In this interpretation of the verse “Jesus wept”, Jesus was feeling sorry for the death of his friend, but the grief intensified when he was accused of the death of his friend Lazarus. If Jesus had arrived earlier, he might have healed Lazarus. However, when Jesus arrived in Bethany, where Lazarus died and was buried, he was met by both Martha and Mary (the sisters of Lazarus). Both of them met him at different times but said the same thing. They believed that their brother might not have died if Jesus had been there, then he wouldn’t have died. Thus, this version implies that the sisters accused Jesus of Lazarus’ death and his delay in arrival. Jesus, with or without divine personality, felt sorrowful over this accusation.
Interpretation #4 Jesus cried, knowing about his death on the cross
The interpretation of the verse “Jesus wept” is also a foreshadowing of Jesus’ crucifixion. Martha (sister of Lazarus) reminds him about healing Lazarus before his death and also expresses that he might have raised him from the dead immediately. However, Martha and Mary do not expect Jesus to bring their brother back to like after four days. During this discussion, Jesus is reminded of the main purpose on earth, which is to die on the cross. Thus, Lazarus’ death brought back the impending doom.
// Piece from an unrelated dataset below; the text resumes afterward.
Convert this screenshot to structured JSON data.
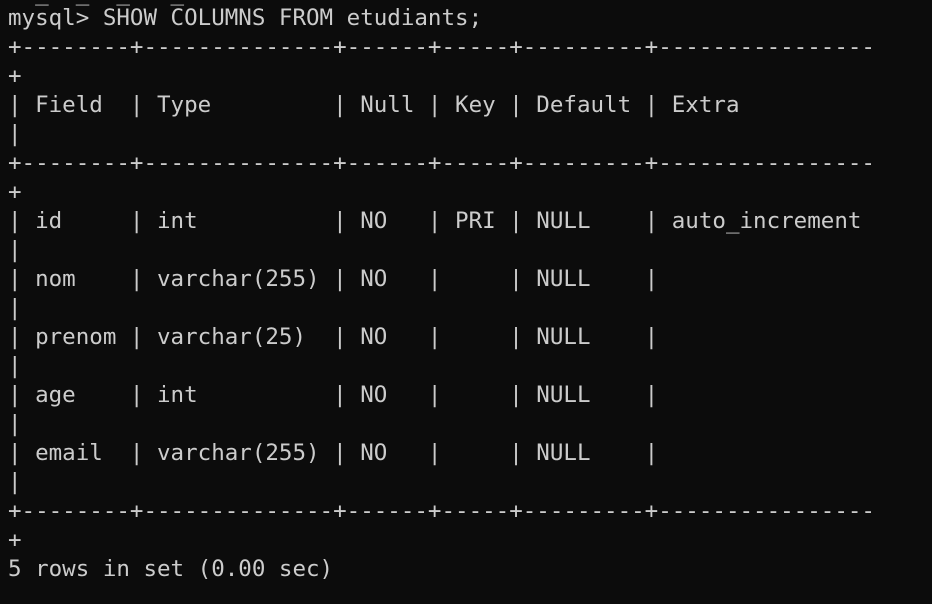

Interpretation #5 Jesus cried because he understood human grief
The phrase “Jesus wept” is also interpreted as Jesus being a God and a human at the same time. He had compassion and love for everyone and treated their grief as his own. It can be observed that Jesus knew that he was capable of bringing his friend Lazarus back from the dead. However, the atmosphere of sorrow and sadness around led to him feeling the pain and shed tears for the loss.
Historical Background of John 11:35
The entire chapter of John 11 is about Lazarus’ death and Jesus resurrecting him from the dead. The death of Lazarus was meant to be symbolic of Jesus’ own crucifixion and resurrection. “Jesus wept” is a phrase well-known for being the shortest verse in the Bible’s King James Version (KJV) and several other versions. This verse appears in John’s narrative of the death of Lazarus of Bethany, a follower of Jesus. Lazarus’s sisters: Mary and Martha, sent word to Jesus of their brother’s illness and imminent death, but Jesus arrived four days after Lazarus passed away. After talking to the grieving sisters and seeing Lazarus’s friends weeping, he was deeply troubled and moved. After asking where Lazarus had been laid and being invited to come to see him, Jesus wept. He then went to the tomb and prayed aloud to God, the Father, and ordered Lazarus to come out, resurrected.
Literary Devices of John 11:35
Although John 11:35 is one of the shortest verses in the English Bible, it has plenty of relevant literary devices when looked at closely. Below are a few examples.
Theme – The verse John 11:35 is the short verse in the Bible, both New Testament and Old Testament combined. However, there is the use of powerful themes that are connected to the entire chapter. For example, sorrow, sympathy, grief, and compassion
Ambiguity – The verse ‘Jesus wept’ has more than interpretation, making it a good example of ambiguity. For example, Jesus might have wept due to his delay, loss of his friend, or foreseeing his own death.
Understatement – In John 11: 35 ‘Jesus wept’ is also used as an understatement to make Jesus’ expression of grief and loss of his less important. As Jesus was not weeping like Lazarus’ sisters Martha and Mary. He was expressing his grief in silence while also recognizing that he was about to die on the cross like a human.
Literary topos – This device is mostly used to start an argument which is one of the most used rhetoric in Classical Greek literature. Here Jesus wept is used in sermons to allow the listener to see human nature in Jesus while acknowledging Jesus’ divine nature. Thus, the speaker and the listener argue about Jesus’ humanity and divinity.